US 30, the Lincoln Highway, roughly follows the Forbes Trail that was the main highway between Fort Bedford and Fort Ligonier in the 1700s. Original inns and other examples of a unique Bedford architectural style can be seen along the road and in small settlements such as Schellsburg.
The City of Bedford Historic District includes the oldest courthouse in use in Pennsylvania and the Espy House where President George Washington headquartered in 1794 to review his troops on their way to suppress the Whiskey Rebellion in Western Pennsylvania. A walking tour of 51 buildings in the historic district is available in the Bedford County Travel Guide.
Old Bedford Village, on old US 220 just north of Bedford, is a complex of historical buildings which were collected from all over the county. Arranged in the manner of a typical colonial settlement, the buildings were reconstructed and contain demonstrations of the early American crafts which were found in colonial Bedford. Craftsmen clothed in authentic garb explain their craft.

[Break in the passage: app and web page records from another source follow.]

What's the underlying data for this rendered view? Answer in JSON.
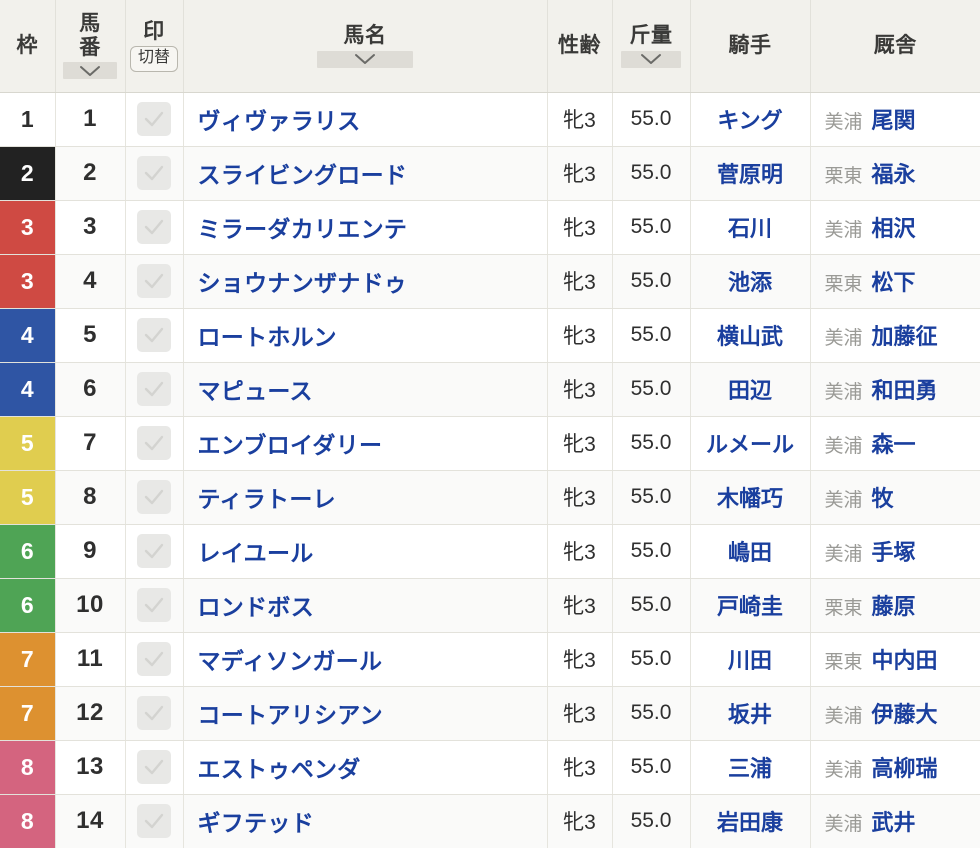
{
  "table": {
    "columns": [
      {
        "key": "waku",
        "label": "枠",
        "sortable": false,
        "stacked": false
      },
      {
        "key": "umaban",
        "label": "馬番",
        "sortable": true,
        "stacked": true
      },
      {
        "key": "shirushi",
        "label": "印",
        "sortable": false,
        "stacked": false,
        "toggle_label": "切替"
      },
      {
        "key": "bamei",
        "label": "馬名",
        "sortable": true,
        "stacked": false
      },
      {
        "key": "seirei",
        "label": "性齢",
        "sortable": false,
        "stacked": false
      },
      {
        "key": "kinryo",
        "label": "斤量",
        "sortable": true,
        "stacked": false
      },
      {
        "key": "kishu",
        "label": "騎手",
        "sortable": false,
        "stacked": false
      },
      {
        "key": "kyusha",
        "label": "厩舎",
        "sortable": false,
        "stacked": false
      }
    ],
    "rows": [
      {
        "waku": "1",
        "umaban": "1",
        "bamei": "ヴィヴァラリス",
        "seirei": "牝3",
        "kinryo": "55.0",
        "kishu": "キング",
        "belong": "美浦",
        "trainer": "尾関"
      },
      {
        "waku": "2",
        "umaban": "2",
        "bamei": "スライビングロード",
        "seirei": "牝3",
        "kinryo": "55.0",
        "kishu": "菅原明",
        "belong": "栗東",
        "trainer": "福永"
      },
      {
        "waku": "3",
        "umaban": "3",
        "bamei": "ミラーダカリエンテ",
        "seirei": "牝3",
        "kinryo": "55.0",
        "kishu": "石川",
        "belong": "美浦",
        "trainer": "相沢"
      },
      {
        "waku": "3",
        "umaban": "4",
        "bamei": "ショウナンザナドゥ",
        "seirei": "牝3",
        "kinryo": "55.0",
        "kishu": "池添",
        "belong": "栗東",
        "trainer": "松下"
      },
      {
        "waku": "4",
        "umaban": "5",
        "bamei": "ロートホルン",
        "seirei": "牝3",
        "kinryo": "55.0",
        "kishu": "横山武",
        "belong": "美浦",
        "trainer": "加藤征"
      },
      {
        "waku": "4",
        "umaban": "6",
        "bamei": "マピュース",
        "seirei": "牝3",
        "kinryo": "55.0",
        "kishu": "田辺",
        "belong": "美浦",
        "trainer": "和田勇"
      },
      {
        "waku": "5",
        "umaban": "7",
        "bamei": "エンブロイダリー",
        "seirei": "牝3",
        "kinryo": "55.0",
        "kishu": "ルメール",
        "belong": "美浦",
        "trainer": "森一"
      },
      {
        "waku": "5",
        "umaban": "8",
        "bamei": "ティラトーレ",
        "seirei": "牝3",
        "kinryo": "55.0",
        "kishu": "木幡巧",
        "belong": "美浦",
        "trainer": "牧"
      },
      {
        "waku": "6",
        "umaban": "9",
        "bamei": "レイユール",
        "seirei": "牝3",
        "kinryo": "55.0",
        "kishu": "嶋田",
        "belong": "美浦",
        "trainer": "手塚"
      },
      {
        "waku": "6",
        "umaban": "10",
        "bamei": "ロンドボス",
        "seirei": "牝3",
        "kinryo": "55.0",
        "kishu": "戸崎圭",
        "belong": "栗東",
        "trainer": "藤原"
      },
      {
        "waku": "7",
        "umaban": "11",
        "bamei": "マディソンガール",
        "seirei": "牝3",
        "kinryo": "55.0",
        "kishu": "川田",
        "belong": "栗東",
        "trainer": "中内田"
      },
      {
        "waku": "7",
        "umaban": "12",
        "bamei": "コートアリシアン",
        "seirei": "牝3",
        "kinryo": "55.0",
        "kishu": "坂井",
        "belong": "美浦",
        "trainer": "伊藤大"
      },
      {
        "waku": "8",
        "umaban": "13",
        "bamei": "エストゥペンダ",
        "seirei": "牝3",
        "kinryo": "55.0",
        "kishu": "三浦",
        "belong": "美浦",
        "trainer": "高柳瑞"
      },
      {
        "waku": "8",
        "umaban": "14",
        "bamei": "ギフテッド",
        "seirei": "牝3",
        "kinryo": "55.0",
        "kishu": "岩田康",
        "belong": "美浦",
        "trainer": "武井"
      }
    ]
  },
  "waku_colors": {
    "1": {
      "bg": "#ffffff",
      "fg": "#2f2f2f"
    },
    "2": {
      "bg": "#222222",
      "fg": "#ffffff"
    },
    "3": {
      "bg": "#cf4a43",
      "fg": "#ffffff"
    },
    "4": {
      "bg": "#2f55a4",
      "fg": "#ffffff"
    },
    "5": {
      "bg": "#e0cd4f",
      "fg": "#ffffff"
    },
    "6": {
      "bg": "#4fa455",
      "fg": "#ffffff"
    },
    "7": {
      "bg": "#dd9130",
      "fg": "#ffffff"
    },
    "8": {
      "bg": "#d4647f",
      "fg": "#ffffff"
    }
  },
  "icons": {
    "sort": "chevron-down-icon",
    "check": "check-icon"
  },
  "theme": {
    "header_bg": "#f2f1ec",
    "link_color": "#1a3f9e",
    "row_alt_bg": "#fafaf9",
    "border_color": "#e3e2db",
    "muted_text": "#9a9a96"
  }
}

For downhill skiers, Blue Knob Ski Area, in Blue Knob State Park, is one of the best ski resorts in Pennsylvania and is 25 miles from Shawnee State Park. Cross-country skiers will find a variety of interesting terrain for their sport.
Bedford County is well known by sportsmen for its beautiful trout streams and abundant deer and other wild game. For the non-hunter, Bedford offers great wildlife observation opportunities, especially migrating birds.

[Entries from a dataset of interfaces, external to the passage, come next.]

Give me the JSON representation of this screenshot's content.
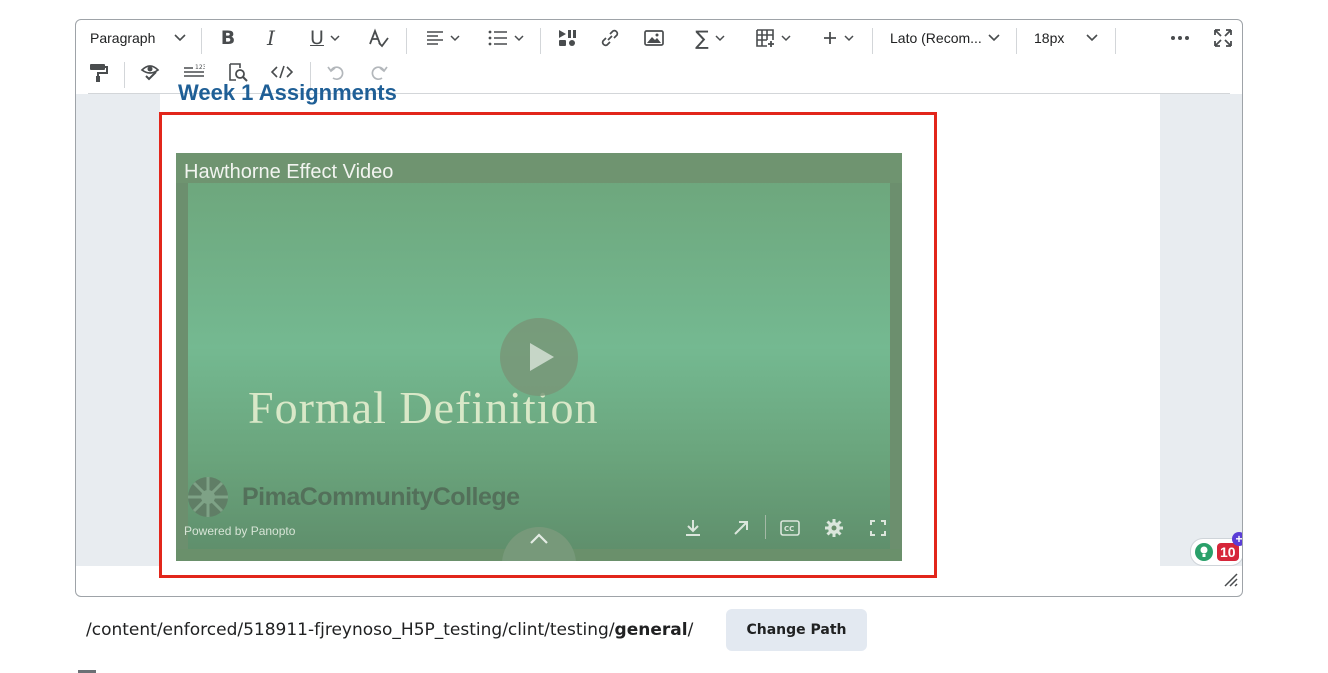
{
  "toolbar": {
    "paragraph_format": "Paragraph",
    "font_family": "Lato (Recom...",
    "font_size": "18px",
    "icons": [
      "bold-icon",
      "italic-icon",
      "underline-icon",
      "text-color-icon",
      "align-icon",
      "list-icon",
      "media-icon",
      "link-icon",
      "image-icon",
      "equation-icon",
      "table-icon",
      "insert-icon",
      "more-icon",
      "fullscreen-icon",
      "format-painter-icon",
      "accessibility-check-icon",
      "word-count-icon",
      "find-replace-icon",
      "source-code-icon",
      "undo-icon",
      "redo-icon"
    ]
  },
  "content": {
    "heading": "Week 1 Assignments",
    "video": {
      "title": "Hawthorne Effect Video",
      "slide_text": "Formal Definition",
      "logo_text": "PimaCommunityCollege",
      "powered_by": "Powered by Panopto"
    }
  },
  "assistant_badge": {
    "count": "10",
    "plus": "+"
  },
  "footer": {
    "path_prefix": "/content/enforced/518911-fjreynoso_H5P_testing/clint/testing/",
    "path_bold": "general",
    "path_suffix": "/",
    "change_path_label": "Change Path"
  },
  "colors": {
    "selection_border": "#e2261b",
    "heading": "#1f5f96",
    "button_bg": "#e3e9f1"
  }
}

Maps and Downloadables
Below are many of the maps and publications for this park. You can read them or download them and might need special software (all free) to view the publications.
You must have the free Adobe Reader to view the maps and brochures that are in pdf format (.pdf).
Alternate versions of the text of the brochures are in rich text and text formats. Click on the files to view them. To download (.rtf) files:
Interactive GIS Map
The Interactive GIS Map uses Geographic Information Systems to create a map that does not need to be downloaded and features driving directions, searchable park amenities and customizable maps. Please note that the background maps are maintained by a variety of public sources and driving directions usually go to the nearest large road.
Lake Depth Map
2011 Shawnee Lake Report (.pdf). (304 kb, 6/11)
US 30 and PA 96 pass through Shawnee State Park.
GPS DD: Lat. 40.02622 Long. -78.63552
Driving Directions: The Interactive GIS Map has turn-by-turn driving directions to the park office from the Park Information Window. Please note that the background maps are maintained by a variety of public sources and driving directions usually go to the nearest large road.
Shawnee State Park